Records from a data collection
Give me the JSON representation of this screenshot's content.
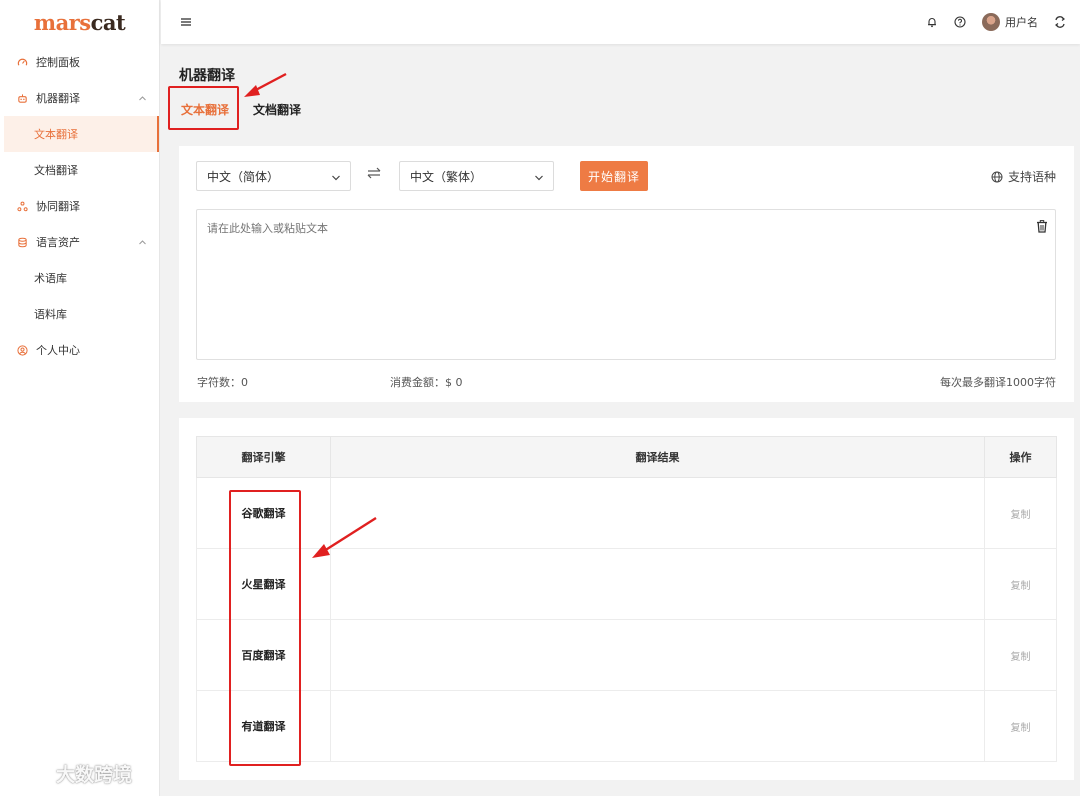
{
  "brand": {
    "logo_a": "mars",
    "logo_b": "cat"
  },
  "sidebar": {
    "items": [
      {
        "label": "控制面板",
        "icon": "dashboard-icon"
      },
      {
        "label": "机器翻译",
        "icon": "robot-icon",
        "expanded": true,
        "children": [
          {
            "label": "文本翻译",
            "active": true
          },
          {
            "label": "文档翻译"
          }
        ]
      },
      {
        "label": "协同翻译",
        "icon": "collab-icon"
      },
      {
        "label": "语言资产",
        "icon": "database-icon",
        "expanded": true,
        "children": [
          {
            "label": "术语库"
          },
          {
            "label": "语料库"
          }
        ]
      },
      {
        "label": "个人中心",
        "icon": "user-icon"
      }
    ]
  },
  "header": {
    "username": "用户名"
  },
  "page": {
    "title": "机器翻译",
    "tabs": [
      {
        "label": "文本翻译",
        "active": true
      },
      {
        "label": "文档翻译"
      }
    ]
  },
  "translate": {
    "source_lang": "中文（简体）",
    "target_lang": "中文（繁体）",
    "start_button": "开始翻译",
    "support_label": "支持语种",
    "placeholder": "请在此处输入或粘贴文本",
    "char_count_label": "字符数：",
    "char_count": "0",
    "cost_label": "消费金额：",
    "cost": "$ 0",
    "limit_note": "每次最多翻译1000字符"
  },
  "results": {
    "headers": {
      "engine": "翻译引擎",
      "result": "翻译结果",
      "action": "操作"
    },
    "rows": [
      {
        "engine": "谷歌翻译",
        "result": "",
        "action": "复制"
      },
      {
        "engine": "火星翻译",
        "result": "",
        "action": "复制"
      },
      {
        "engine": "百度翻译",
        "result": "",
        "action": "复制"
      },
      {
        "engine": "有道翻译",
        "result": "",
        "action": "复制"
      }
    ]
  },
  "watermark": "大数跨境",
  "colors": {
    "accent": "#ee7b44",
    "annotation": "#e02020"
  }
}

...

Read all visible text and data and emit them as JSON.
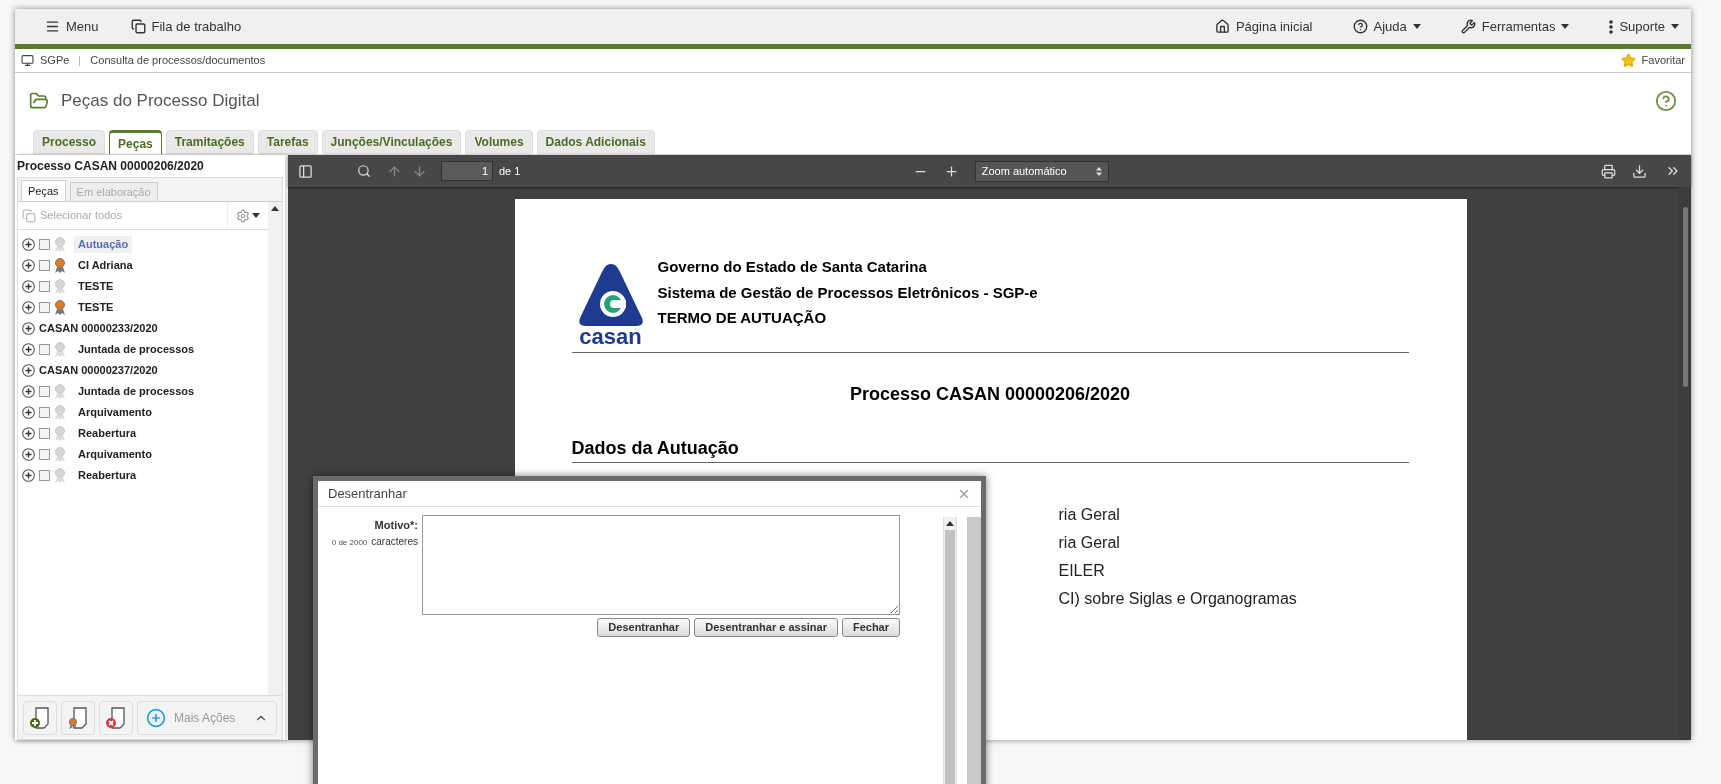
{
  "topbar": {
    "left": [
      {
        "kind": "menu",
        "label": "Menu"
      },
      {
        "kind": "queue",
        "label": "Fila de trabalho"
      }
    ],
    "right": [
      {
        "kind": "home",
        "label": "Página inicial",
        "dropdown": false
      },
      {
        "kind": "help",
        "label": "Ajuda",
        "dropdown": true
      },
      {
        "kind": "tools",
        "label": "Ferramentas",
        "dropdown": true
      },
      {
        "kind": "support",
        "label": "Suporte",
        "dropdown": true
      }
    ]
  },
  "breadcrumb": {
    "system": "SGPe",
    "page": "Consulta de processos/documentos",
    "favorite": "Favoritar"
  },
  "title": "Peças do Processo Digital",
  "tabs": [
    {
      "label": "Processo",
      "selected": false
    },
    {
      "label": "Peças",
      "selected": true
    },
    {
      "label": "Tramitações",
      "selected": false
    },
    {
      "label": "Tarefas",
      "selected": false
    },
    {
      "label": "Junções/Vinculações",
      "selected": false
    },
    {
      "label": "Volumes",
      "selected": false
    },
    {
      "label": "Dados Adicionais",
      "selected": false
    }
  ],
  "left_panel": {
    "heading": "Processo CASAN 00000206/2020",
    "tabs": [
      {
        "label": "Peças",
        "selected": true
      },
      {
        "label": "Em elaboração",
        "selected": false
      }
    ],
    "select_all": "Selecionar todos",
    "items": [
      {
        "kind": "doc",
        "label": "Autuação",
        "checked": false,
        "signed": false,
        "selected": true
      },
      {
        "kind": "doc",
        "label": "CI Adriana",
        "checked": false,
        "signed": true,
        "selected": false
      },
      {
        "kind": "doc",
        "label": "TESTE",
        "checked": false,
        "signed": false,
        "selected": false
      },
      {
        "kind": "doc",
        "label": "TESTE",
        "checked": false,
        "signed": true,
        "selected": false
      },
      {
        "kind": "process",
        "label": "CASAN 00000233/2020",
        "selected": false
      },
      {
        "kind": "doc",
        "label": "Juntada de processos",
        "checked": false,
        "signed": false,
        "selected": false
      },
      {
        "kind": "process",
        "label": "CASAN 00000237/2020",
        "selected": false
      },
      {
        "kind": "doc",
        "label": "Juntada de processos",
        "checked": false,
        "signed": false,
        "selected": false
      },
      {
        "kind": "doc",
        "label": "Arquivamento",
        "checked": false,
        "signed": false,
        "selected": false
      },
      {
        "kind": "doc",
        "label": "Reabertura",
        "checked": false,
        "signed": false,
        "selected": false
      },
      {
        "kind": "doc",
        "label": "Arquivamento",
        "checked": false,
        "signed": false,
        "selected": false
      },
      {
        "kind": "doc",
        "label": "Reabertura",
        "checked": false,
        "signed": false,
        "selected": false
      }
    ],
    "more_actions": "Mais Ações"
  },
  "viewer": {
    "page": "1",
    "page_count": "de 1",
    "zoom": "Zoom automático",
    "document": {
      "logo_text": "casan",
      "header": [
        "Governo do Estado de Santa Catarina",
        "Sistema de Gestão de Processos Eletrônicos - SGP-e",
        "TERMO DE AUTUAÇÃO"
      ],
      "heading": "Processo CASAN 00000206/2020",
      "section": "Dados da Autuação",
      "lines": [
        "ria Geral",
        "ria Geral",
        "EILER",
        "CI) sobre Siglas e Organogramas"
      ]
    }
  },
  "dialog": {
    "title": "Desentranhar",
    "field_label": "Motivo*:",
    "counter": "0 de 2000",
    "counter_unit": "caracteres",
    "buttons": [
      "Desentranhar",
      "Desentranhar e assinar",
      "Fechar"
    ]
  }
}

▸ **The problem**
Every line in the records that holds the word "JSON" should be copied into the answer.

▸ **Exercise solution**
Give me the JSON representation of this screenshot's content.
Read all visible text and data and emit them as JSON.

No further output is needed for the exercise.